Herpes is a word that is signals fear and a lifelong tale of infection, pain, shame and misery. So far, there is no known cure for herpes, and anyone who does contract herpes will just have to deal with the matter. There are 24 million people in the United States of America who suffer from genital herpes. However, recent developments in research shows that there may be, in fact, an actual prevention for herpes.
Doctors are constantly studying how herpes works in the body and what prevention mechanism the body takes in order to control it. On this certain case researchers are more interested in the kind of measures the immune system makes to stop the herpes virus from spreading. This is done by taking skin samples from those who are affected by herpes and have sores that are healing or skin that are not completely affected.
Doctors used to think that the herpes virus would travel from the nerve cell to the tip, causing painful sores at the skin. Since antibodies are not always available in every patient’s body, this case would be generally unhindered by anything from the immune system. However, they were in for a surprise.
After taking the skin samples, putting in the fluorescent stain and putting the sample under a powerful microscope, the doctors discovered a variety of cells with the immune system has to curb any virus outbreak. Their attention, in order to create a herpes vaccine, moved to a particular type of cell called CD8 killer T cells.
More About CD8 killer T cells
- CD8 killer T cells do not work like the ordinary white blood cells.
They do not produce antibodies which deactivate the body of the foreign particle. CD8 killer T cells do exactly what they were named for- they kill the virus infected cells in the body.
- CD8 cells are discovered to be around the skin, guarding the nerve ends, from where the herpes virus usually appears and creates painful sores.

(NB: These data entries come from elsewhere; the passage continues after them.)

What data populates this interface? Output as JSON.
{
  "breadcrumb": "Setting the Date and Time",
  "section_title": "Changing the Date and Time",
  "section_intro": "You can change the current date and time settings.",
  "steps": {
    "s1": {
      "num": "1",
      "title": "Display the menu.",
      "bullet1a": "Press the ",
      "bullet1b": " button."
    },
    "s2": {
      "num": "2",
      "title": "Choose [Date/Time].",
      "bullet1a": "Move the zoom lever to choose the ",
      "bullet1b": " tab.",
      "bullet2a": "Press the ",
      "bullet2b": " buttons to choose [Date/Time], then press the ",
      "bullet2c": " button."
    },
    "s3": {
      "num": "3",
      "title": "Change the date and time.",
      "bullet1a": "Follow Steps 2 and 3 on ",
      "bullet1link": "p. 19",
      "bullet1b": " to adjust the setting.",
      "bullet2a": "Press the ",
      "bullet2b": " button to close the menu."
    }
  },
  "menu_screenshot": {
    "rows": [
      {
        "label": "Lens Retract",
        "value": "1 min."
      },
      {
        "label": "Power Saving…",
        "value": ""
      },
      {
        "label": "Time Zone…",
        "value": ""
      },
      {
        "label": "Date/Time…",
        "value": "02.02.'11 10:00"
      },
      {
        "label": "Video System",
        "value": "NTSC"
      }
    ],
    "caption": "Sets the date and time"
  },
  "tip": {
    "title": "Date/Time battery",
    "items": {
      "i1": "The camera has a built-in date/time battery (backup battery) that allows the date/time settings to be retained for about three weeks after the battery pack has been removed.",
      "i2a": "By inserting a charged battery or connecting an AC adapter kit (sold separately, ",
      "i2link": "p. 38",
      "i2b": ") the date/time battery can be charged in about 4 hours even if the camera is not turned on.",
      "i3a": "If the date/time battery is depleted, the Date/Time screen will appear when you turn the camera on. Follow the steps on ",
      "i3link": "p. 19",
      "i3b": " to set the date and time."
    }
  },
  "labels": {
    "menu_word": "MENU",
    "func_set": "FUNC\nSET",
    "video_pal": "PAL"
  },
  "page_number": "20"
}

Viruses work differently from other microorganisms. Viruses replicate by entering the cell of the host body; then the virus takes over the nucleus, and programs the cell to create copies of the virus, after which the virus copies burst out of the now very dead cell.
- The CD8 killer T cells are thought to be the second base of protection in the body.
If the cell is infected by viruses, the CD8 killer T cells release perforin, a chemical that instantly kills the cell in the body so that it can no longer create copies of the virus. Thus, the number of viruses do not increase. Researchers tested this phenomenon by placing CD8 killer T cells in an area with no herpes virus, and it did not release perforin, thus keeping the cells around t intact.
- The CD8 killer T cells are capable of more than just killing off infected cells.
Researchers observed that CD8 cells can release chemicals that will summon other CD8 cells to come to the scene of crime where the viruses are being fought.
- CD8 killer T cells are also capable of remaining on the skin for an extended period of time.
To add more, CD8 killer T cells also show signs of keeping memory, where it can recognize different types of infections.
- Unlike many other immune cells, the CD8 killer T cells are known to exist in the skin, especially on the nerve endings where the herpes virus usually breaks out from.
Since the patients being observed are herpes patients, this is the only form of behavior observed so far from the CD8 cells. In fact, doctors have discovered that the CD8 cells usually do a pretty good job in keeping the viruses at bay. The outbreaks, compared to the curbing that the CD8 does, are few and exceptional cases.
So are CD8 killer T cells the magical solution and prevention for genital herpes? Researchers have advised to not keep our hopes up too high. There is still very little known of the CD8 cells and what they are capable of. So, while we can sit and dream of a world where herpes is not a major threat, science has a long way to go to make CD8 cells the new penicillin.